ASSIGNMENT — Only the text of the records belongs in the answer, copied exactly, with every picture omitted.

MATERIAL PROVIDED —
----------

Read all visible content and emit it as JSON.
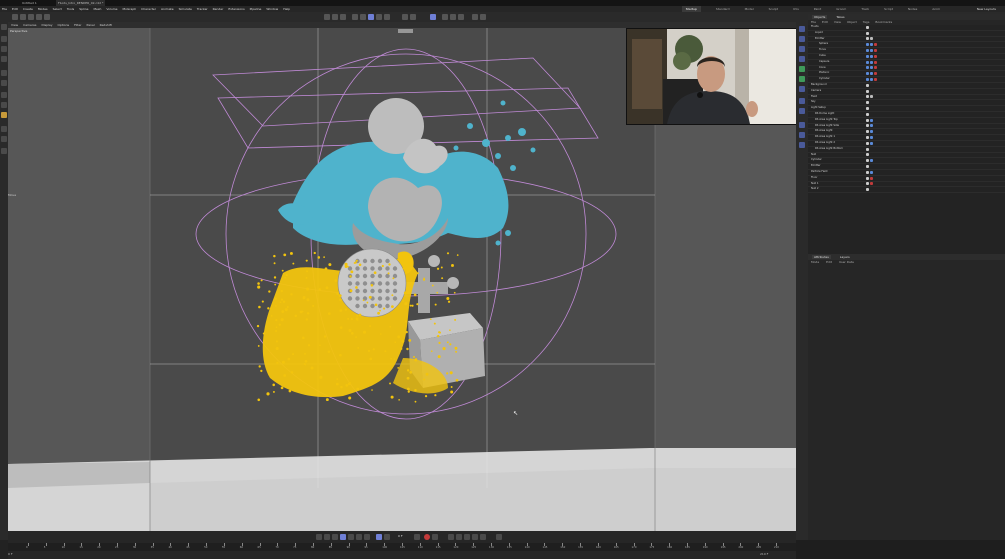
{
  "titlebar": {
    "tabs": [
      "Untitled 1",
      "Fluids_Intro_RENDER_02.c4d *"
    ]
  },
  "menubar": {
    "items": [
      "File",
      "Edit",
      "Create",
      "Modes",
      "Select",
      "Tools",
      "Spline",
      "Mesh",
      "Volume",
      "MoGraph",
      "Character",
      "Animate",
      "Simulate",
      "Tracker",
      "Render",
      "Extensions",
      "Pipeline",
      "Window",
      "Help"
    ],
    "layouts": [
      "Startup",
      "Standard",
      "Model",
      "Sculpt",
      "UVs",
      "Paint",
      "Groom",
      "Track",
      "Script",
      "Nodes",
      "Anim"
    ],
    "active_layout": "Startup",
    "new_layouts_label": "New Layouts"
  },
  "viewport": {
    "menu": [
      "View",
      "Cameras",
      "Display",
      "Options",
      "Filter",
      "Panel",
      "Redshift"
    ],
    "label": "Perspective",
    "mode_label": "Move"
  },
  "objects_panel": {
    "tabs": [
      "Objects",
      "Takes"
    ],
    "menu": [
      "File",
      "Edit",
      "View",
      "Object",
      "Tags",
      "Bookmarks"
    ],
    "rows": [
      {
        "name": "Fluids",
        "indent": 0,
        "tags": [
          "#ccc"
        ]
      },
      {
        "name": "Liquid",
        "indent": 1,
        "tags": [
          "#ccc"
        ]
      },
      {
        "name": "Emitter",
        "indent": 1,
        "tags": [
          "#ccc",
          "#bbb"
        ]
      },
      {
        "name": "Sphere",
        "indent": 2,
        "tags": [
          "#5a8ad8",
          "#5a8ad8",
          "#c23b3b"
        ]
      },
      {
        "name": "Torus",
        "indent": 2,
        "tags": [
          "#5a8ad8",
          "#5a8ad8",
          "#c23b3b"
        ]
      },
      {
        "name": "Cube",
        "indent": 2,
        "tags": [
          "#5a8ad8",
          "#5a8ad8",
          "#c23b3b"
        ]
      },
      {
        "name": "Capsule",
        "indent": 2,
        "tags": [
          "#5a8ad8",
          "#5a8ad8",
          "#c23b3b"
        ]
      },
      {
        "name": "Cone",
        "indent": 2,
        "tags": [
          "#5a8ad8",
          "#5a8ad8",
          "#c23b3b"
        ]
      },
      {
        "name": "Platonic",
        "indent": 2,
        "tags": [
          "#5a8ad8",
          "#5a8ad8",
          "#c23b3b"
        ]
      },
      {
        "name": "Cylinder",
        "indent": 2,
        "tags": [
          "#5a8ad8",
          "#5a8ad8",
          "#c23b3b"
        ]
      },
      {
        "name": "Background",
        "indent": 0,
        "tags": [
          "#ccc"
        ]
      },
      {
        "name": "Camera",
        "indent": 0,
        "tags": [
          "#ccc"
        ]
      },
      {
        "name": "Field",
        "indent": 0,
        "tags": [
          "#ccc",
          "#bbb"
        ]
      },
      {
        "name": "Sky",
        "indent": 0,
        "tags": [
          "#ccc"
        ]
      },
      {
        "name": "Light Setup",
        "indent": 0,
        "tags": [
          "#ccc"
        ]
      },
      {
        "name": "RS Dome Light",
        "indent": 1,
        "tags": [
          "#ccc"
        ]
      },
      {
        "name": "RS Area Light Top",
        "indent": 1,
        "tags": [
          "#ccc",
          "#5a8ad8"
        ]
      },
      {
        "name": "RS Area Light Side",
        "indent": 1,
        "tags": [
          "#ccc",
          "#5a8ad8"
        ]
      },
      {
        "name": "RS Area Light",
        "indent": 1,
        "tags": [
          "#ccc",
          "#5a8ad8"
        ]
      },
      {
        "name": "RS Area Light 1",
        "indent": 1,
        "tags": [
          "#ccc",
          "#5a8ad8"
        ]
      },
      {
        "name": "RS Area Light 2",
        "indent": 1,
        "tags": [
          "#ccc",
          "#5a8ad8"
        ]
      },
      {
        "name": "RS Area Light Bottom",
        "indent": 1,
        "tags": [
          "#ccc"
        ]
      },
      {
        "name": "Null",
        "indent": 0,
        "tags": [
          "#ccc"
        ]
      },
      {
        "name": "Cylinder",
        "indent": 0,
        "tags": [
          "#ccc",
          "#5a8ad8"
        ]
      },
      {
        "name": "Emitter",
        "indent": 0,
        "tags": [
          "#ccc"
        ]
      },
      {
        "name": "Particle Field",
        "indent": 0,
        "tags": [
          "#ccc",
          "#5a8ad8"
        ]
      },
      {
        "name": "Floor",
        "indent": 0,
        "tags": [
          "#ccc",
          "#c23b3b"
        ]
      },
      {
        "name": "Null 1",
        "indent": 0,
        "tags": [
          "#ccc",
          "#c23b3b"
        ]
      },
      {
        "name": "Null 2",
        "indent": 0,
        "tags": [
          "#ccc"
        ]
      }
    ]
  },
  "attributes_panel": {
    "tabs": [
      "Attributes",
      "Layers"
    ],
    "menu": [
      "Mode",
      "Edit",
      "User Data"
    ]
  },
  "timeline": {
    "ticks": [
      "0",
      "5",
      "10",
      "15",
      "20",
      "25",
      "30",
      "35",
      "40",
      "45",
      "50",
      "55",
      "60",
      "65",
      "70",
      "75",
      "80",
      "85",
      "90",
      "95",
      "100",
      "105",
      "110",
      "115",
      "120",
      "125",
      "130",
      "135",
      "140",
      "145",
      "150",
      "155",
      "160",
      "165",
      "170",
      "175",
      "180",
      "185",
      "190",
      "195",
      "200",
      "205",
      "210"
    ],
    "frame_start": "0 F",
    "frame_end": "210 F",
    "current_frame": "0 F"
  },
  "colors": {
    "accent": "#6f7fd6",
    "liquid": "#4fb3cc",
    "particles": "#f2c40e",
    "guide": "#c08ad6"
  }
}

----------

RESPONSE TO THIS EXERCISE —
Read all visible content and emit it as JSON.
{
  "titlebar": {
    "tabs": [
      "Untitled 1",
      "Fluids_Intro_RENDER_02.c4d *"
    ]
  },
  "menubar": {
    "items": [
      "File",
      "Edit",
      "Create",
      "Modes",
      "Select",
      "Tools",
      "Spline",
      "Mesh",
      "Volume",
      "MoGraph",
      "Character",
      "Animate",
      "Simulate",
      "Tracker",
      "Render",
      "Extensions",
      "Pipeline",
      "Window",
      "Help"
    ],
    "layouts": [
      "Startup",
      "Standard",
      "Model",
      "Sculpt",
      "UVs",
      "Paint",
      "Groom",
      "Track",
      "Script",
      "Nodes",
      "Anim"
    ],
    "active_layout": "Startup",
    "new_layouts_label": "New Layouts"
  },
  "viewport": {
    "menu": [
      "View",
      "Cameras",
      "Display",
      "Options",
      "Filter",
      "Panel",
      "Redshift"
    ],
    "label": "Perspective",
    "mode_label": "Move"
  },
  "objects_panel": {
    "tabs": [
      "Objects",
      "Takes"
    ],
    "menu": [
      "File",
      "Edit",
      "View",
      "Object",
      "Tags",
      "Bookmarks"
    ],
    "rows": [
      {
        "name": "Fluids",
        "indent": 0,
        "tags": [
          "#ccc"
        ]
      },
      {
        "name": "Liquid",
        "indent": 1,
        "tags": [
          "#ccc"
        ]
      },
      {
        "name": "Emitter",
        "indent": 1,
        "tags": [
          "#ccc",
          "#bbb"
        ]
      },
      {
        "name": "Sphere",
        "indent": 2,
        "tags": [
          "#5a8ad8",
          "#5a8ad8",
          "#c23b3b"
        ]
      },
      {
        "name": "Torus",
        "indent": 2,
        "tags": [
          "#5a8ad8",
          "#5a8ad8",
          "#c23b3b"
        ]
      },
      {
        "name": "Cube",
        "indent": 2,
        "tags": [
          "#5a8ad8",
          "#5a8ad8",
          "#c23b3b"
        ]
      },
      {
        "name": "Capsule",
        "indent": 2,
        "tags": [
          "#5a8ad8",
          "#5a8ad8",
          "#c23b3b"
        ]
      },
      {
        "name": "Cone",
        "indent": 2,
        "tags": [
          "#5a8ad8",
          "#5a8ad8",
          "#c23b3b"
        ]
      },
      {
        "name": "Platonic",
        "indent": 2,
        "tags": [
          "#5a8ad8",
          "#5a8ad8",
          "#c23b3b"
        ]
      },
      {
        "name": "Cylinder",
        "indent": 2,
        "tags": [
          "#5a8ad8",
          "#5a8ad8",
          "#c23b3b"
        ]
      },
      {
        "name": "Background",
        "indent": 0,
        "tags": [
          "#ccc"
        ]
      },
      {
        "name": "Camera",
        "indent": 0,
        "tags": [
          "#ccc"
        ]
      },
      {
        "name": "Field",
        "indent": 0,
        "tags": [
          "#ccc",
          "#bbb"
        ]
      },
      {
        "name": "Sky",
        "indent": 0,
        "tags": [
          "#ccc"
        ]
      },
      {
        "name": "Light Setup",
        "indent": 0,
        "tags": [
          "#ccc"
        ]
      },
      {
        "name": "RS Dome Light",
        "indent": 1,
        "tags": [
          "#ccc"
        ]
      },
      {
        "name": "RS Area Light Top",
        "indent": 1,
        "tags": [
          "#ccc",
          "#5a8ad8"
        ]
      },
      {
        "name": "RS Area Light Side",
        "indent": 1,
        "tags": [
          "#ccc",
          "#5a8ad8"
        ]
      },
      {
        "name": "RS Area Light",
        "indent": 1,
        "tags": [
          "#ccc",
          "#5a8ad8"
        ]
      },
      {
        "name": "RS Area Light 1",
        "indent": 1,
        "tags": [
          "#ccc",
          "#5a8ad8"
        ]
      },
      {
        "name": "RS Area Light 2",
        "indent": 1,
        "tags": [
          "#ccc",
          "#5a8ad8"
        ]
      },
      {
        "name": "RS Area Light Bottom",
        "indent": 1,
        "tags": [
          "#ccc"
        ]
      },
      {
        "name": "Null",
        "indent": 0,
        "tags": [
          "#ccc"
        ]
      },
      {
        "name": "Cylinder",
        "indent": 0,
        "tags": [
          "#ccc",
          "#5a8ad8"
        ]
      },
      {
        "name": "Emitter",
        "indent": 0,
        "tags": [
          "#ccc"
        ]
      },
      {
        "name": "Particle Field",
        "indent": 0,
        "tags": [
          "#ccc",
          "#5a8ad8"
        ]
      },
      {
        "name": "Floor",
        "indent": 0,
        "tags": [
          "#ccc",
          "#c23b3b"
        ]
      },
      {
        "name": "Null 1",
        "indent": 0,
        "tags": [
          "#ccc",
          "#c23b3b"
        ]
      },
      {
        "name": "Null 2",
        "indent": 0,
        "tags": [
          "#ccc"
        ]
      }
    ]
  },
  "attributes_panel": {
    "tabs": [
      "Attributes",
      "Layers"
    ],
    "menu": [
      "Mode",
      "Edit",
      "User Data"
    ]
  },
  "timeline": {
    "ticks": [
      "0",
      "5",
      "10",
      "15",
      "20",
      "25",
      "30",
      "35",
      "40",
      "45",
      "50",
      "55",
      "60",
      "65",
      "70",
      "75",
      "80",
      "85",
      "90",
      "95",
      "100",
      "105",
      "110",
      "115",
      "120",
      "125",
      "130",
      "135",
      "140",
      "145",
      "150",
      "155",
      "160",
      "165",
      "170",
      "175",
      "180",
      "185",
      "190",
      "195",
      "200",
      "205",
      "210"
    ],
    "frame_start": "0 F",
    "frame_end": "210 F",
    "current_frame": "0 F"
  },
  "colors": {
    "accent": "#6f7fd6",
    "liquid": "#4fb3cc",
    "particles": "#f2c40e",
    "guide": "#c08ad6"
  }
}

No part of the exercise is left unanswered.